A teacher filed for unemployment benefits after his probationary contract with his school district was terminated at the end of its term. His application for benefits was denied by the Texas Workforce Commission and he appealed, first to the district court and then to the court of appeals.
The Texas Workforce Commission argued that the teacher was not entitled to unemployment benefits because he had been fired due to misconduct. An employee is disqualified from receiving unemployment benefits if the individual is discharged for misconduct related to their work. Therefore, the court of appeals examined the reasons for the employment action that had been taken.
The teacher was employed by the district for less than one school year. During that time, he filed multiple complaints about what he believed were instances of unlawful drug use and drug dealing by students and a teacher. The allegations were investigated and determined to have no merit. The teacher was warned that continuing to make unsubstantiated allegations could result in disciplinary action and the investigative findings noted that "there is an evident pattern of false allegations against African American students and teachers ... involving drugs."
During the course of his employment, the teacher also received multiple warnings for poor job performance, failure to maintain a professional demeanor and falsely accusing an administrator of asking him to change grades. He was also reprimanded for marking a student absent when the student was present in class.
At one point, campus administration requested to meet with the teacher to discuss more than 24 student complaints that had been made against him. At the conclusion of the meeting, the teacher grabbed an assistant principal by the arm and threatened to file a grievance against her. The principal informed the teacher that his behavior was unacceptable and unprofessional and that he would be recommended for termination of his probationary contract at the end of the school year.
The next day, he was placed on administrative leave with pay. He was directed to leave campus and report to HR, but instead he returned to the campus and began screaming obscenities. As he was being escorted off campus, he hit the principal with his bag and stated in a sarcastic tone, "Oh, I'm sorry, that was an accident."
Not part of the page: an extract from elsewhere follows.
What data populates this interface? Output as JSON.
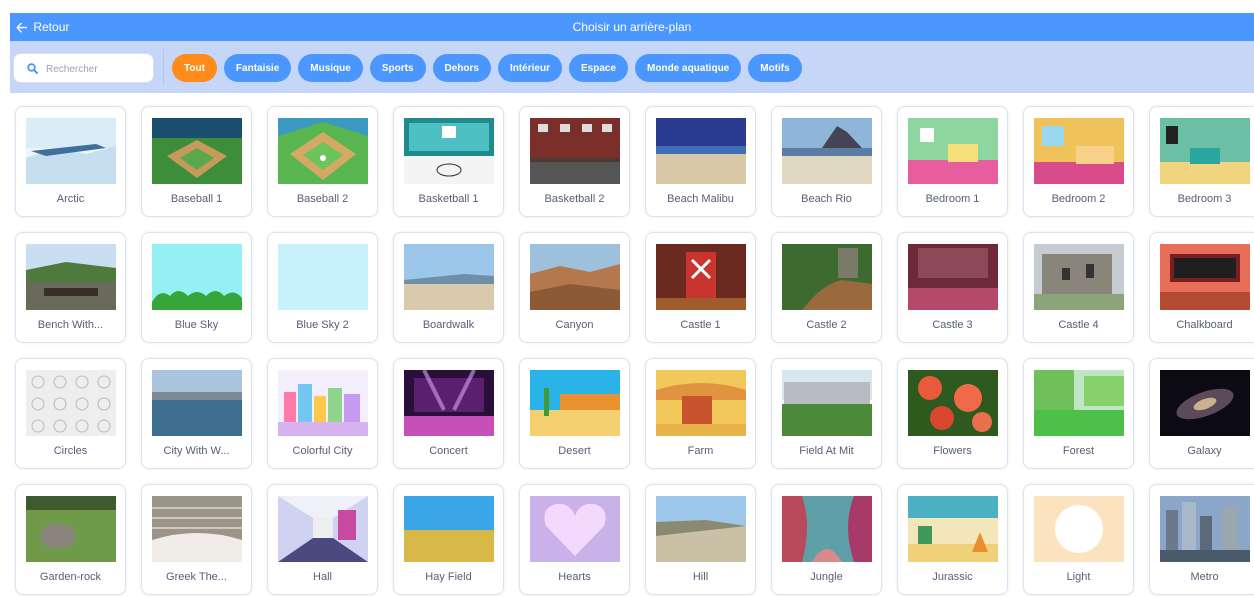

The court of appeals noted that, in the context of unemployment benefits, "misconduct" means "mismanagement of a position of employment by action or inaction, neglect that jeopardizes the life or property of another, intentional wrongdoing or malfeasance, intentional violation of a law, or violation of a policy or rule adopted to ensure the orderly work and the safety of employees."
As applied to this case, the teacher engaged in misconduct by falsely accusing students and teachers of drug use and/or dealing drugs, poor work performance, and assaulting his principal. Therefore, the teacher was disqualified from receiving unemployment benefits.